The 10th Berlin Biennale is on display until September 9th, 2018. Under the title ‘We do not need another hero’, Gabi Ngcobo’s team of five curators has brought together 46 artistic positions dealing with political and social events, power structures and historiography away from the Eurocentric perspective, with a focus on African or South American contemplations.
Miriam Bers spoke with Nomaduma Rosa Masilela, one of the co-curators of the 10th Berlin Biennale:
MB: What expectations did you have when you came to Berlin – how was /how is the work here as a curator for the 10th Berlin Biennale? How international is the scene compared to New York, what inspired you, what surprised you and what disappointed you?
NRM: I lived in New York for over a decade, spending nearly all of my 20s in the art ‘scene’ there, therefore I’m not sure if I am yet at all able to provide any real comparison to the Berlin scene, which I have really only been experiencing for less than a year. While I don’t think that many cities can compare to the international quality of the New York scene, a difference that I have noted is that while the forces of the capital are overwhelmingly present and influential in New York, the Berlin scene appears more directed by state/singular funding sources, which dictate the direction and overall interests of the season.

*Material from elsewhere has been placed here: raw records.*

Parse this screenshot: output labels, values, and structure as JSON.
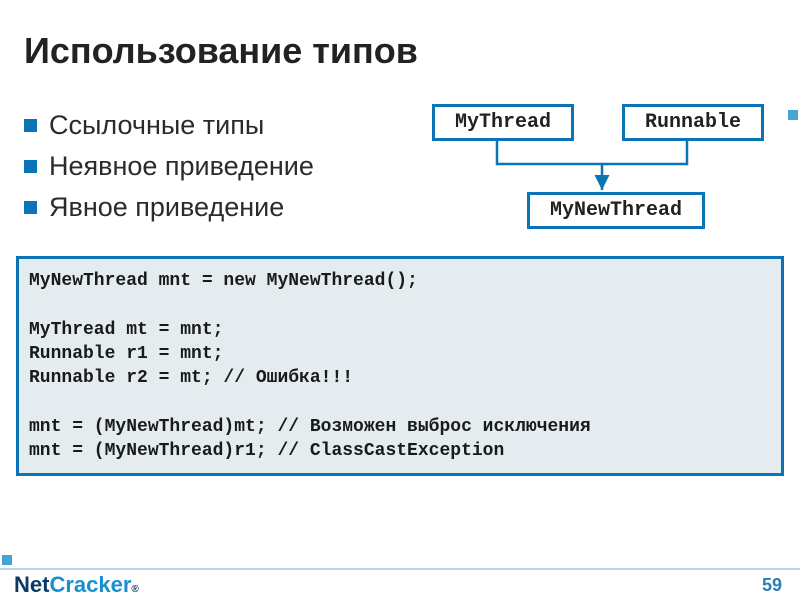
{
  "slide": {
    "title": "Использование типов",
    "bullets": [
      "Ссылочные типы",
      "Неявное приведение",
      "Явное приведение"
    ],
    "diagram": {
      "box_mythread": "MyThread",
      "box_runnable": "Runnable",
      "box_mynew": "MyNewThread"
    },
    "code": "MyNewThread mnt = new MyNewThread();\n\nMyThread mt = mnt;\nRunnable r1 = mnt;\nRunnable r2 = mt; // Ошибка!!!\n\nmnt = (MyNewThread)mt; // Возможен выброс исключения\nmnt = (MyNewThread)r1; // ClassCastException",
    "footer": {
      "logo_net": "Net",
      "logo_cracker": "Cracker",
      "logo_reg": "®",
      "page_number": "59"
    }
  }
}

What has inspired me the most about Berlin has been meeting the many artists who live in this city, sharing their work, and being able to imagine a way of collaboration in a much more free way than what is possible in New York, in which most activities are centered around a concern for a profit or popularity margin.
MB: It is very inspiring that the curatorial team of the 10th Berlin Biennale has managed to combine politics with poetry. You comprehend the message of many works without knowing all the details and backgrounds. Themes such as colonialism and oppression characterize the style of the exhibition venues – without a moral pointing finger, but with different artistic worlds partly involving the viewer. For example, The participatory performance of Okwui Okpokwasili and Peter Born in the Kunst Werke, which deals with one of the most important women’s protests in the world, incorporates the viewer, asks them questions that in a next step link them to lyrics or songs. Can this be understood as a work in progress, as a new story?
NRM: Okwui Okpokwasili and Peter Born’s project, Sitting on a Man’s Head (2018) was a newly commissioned work for the 10th Berlin Biennale, however it is the result of ongoing research that far predates their involvement with the biennale. Okwui’s research into this practice, and its implementation in the early 20th century in Nigeria, informed earlier performance productions, such as Poor People’s TV Room. However, this specific iteration, which we produced for the biennale was really only possible within the context of an ongoing exhibition. Also, the ongoing participation of both activators and audience members, which is so integral to the piece, is also reflective of the ongoing nature of protest and its resultant possibilities of change.
MB: In the Academy of Arts, Firelei Baez shows her version of Sanssouci. Sanssouci as a former ruler and today’s artistic desire place? What is the story of the Haitian Sanssouci and what do we learn from it? What message does Firelei Baez attach to her work?
NRM: I think this question can best be answered through reading the beautiful essays that Portia Malatjie wrote about Firelei’s Sanssouci project in the biennale catalogue and exhibition guide. Portia’s essay clearly explains the importance of the Haitian Sanssouci and of the Haitian Revolution, not only within Firelei’s practice and this biennale, but also as a model for the necessary changes that need to occur. Firelei insists that by layering or ‘triangulating’ histories, one is able to open up a third space of enunciation – one of possibility.
MB: Last but not least in a few words: What is your key message and what’s coming next?
NRM: We have avoided providing keys throughout the exhibition, as that eliminates any of the interesting work that one has to do in interpreting and deciding how things are on ones own. What we want is for each viewer to be able to engage with the works and have their own feelings; to question themselves and the structures that they have possibly always taken for granted; and in so doing, to create new possibilities of being and of imagining the world and those within it.
As for me, what’s next – I’m now based in Berlin, having moved permanently from New York in February, and am currently prioritizing completing and submit a dissertation for the department of art history at Columbia University in New York. I am also focusing on making my own art work and planning a sister publication to the curatorial publication that I organized for the biennale, Strange Attractors, which combined commissioned works by contemporary artists (such as Temitayo Ogunbiyi, Mame Diarra Niang, Adrijana Gvozdenovic, and Beau H. Rhee) with archival materials (the herbarium pages of Rosa Luxemburg, the sketchbook of Mildred Thompson, and notebooks of both Octavia Butler and Audre Lorde) in order to look at the comforts and complications of familial love and communication.